Q: What is the most common or popular question you receive?

A: The thing that strikes me the most when I talk to visitors is how many of come from places that do not have such a beautiful marine sanctuary in their part of the world, full of amazing wildlife like we do. People from other countries (and inland states) are so astonished they can stand feet away from these wild, magnificent animals on our boardwalk or at the north beach, within the safety of the boundary fence, of course. So many have never seen a seal before, and they express gratitude over and over for giving them this opportunity to experience “the real deal.” It fills my heart to see such deep appreciation grow on the faces of tourists and their children when they visit the rookery. Even better, they leave with a greater understanding of why we need to work to protect this important place and these magnificent creatures.

Q: What is your favorite thing to teach visitors about the San Simeon Elephant Seal?

A: I began home schooling my youngest son and part of his studies was keeping field notes on the Northern Elephant Seal.

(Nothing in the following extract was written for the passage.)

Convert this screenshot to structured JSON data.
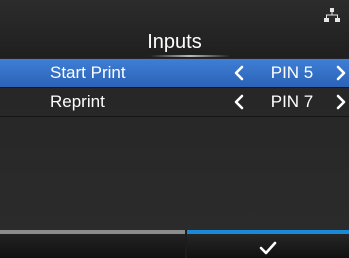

We’d spend days at the rookery, and I taught him how to be a good observer-noting scars, tags, other characteristics of the elephant seals and charting their yearly cycles. He soon became a lover of all things about the ocean.

Q: Why is your role as a docent so important in fulfilling the mission of the Friends of Elephant Seal?

A: I found out about the Friends of the Elephant Seals and felt it would be a wonderful way to give back to the seals who have brought so much pleasure and learning to my life. I was working part time as an elementary school teacher at the time and would docent on my off days.

Q: What has been the most rewarding part of being a docent?

A: I loved sharing by experience and knowledge and about 15 years later, I retired from teaching and the first thing I did was take the training course again, to renew my commitment to educating people about these wonderful animals and the preservation of our ocean.

Q: What else would you like to share about your role as a docent?

A: Despite a very busy life taking care of my grandchild and working for other volunteer organizations, the elephant seals will always have a place in my heart, and my time with them is very precious! I look forward to when my granddaughter is old enough to come to the rookery with me as the next generation of elephant seal lovers and protectors!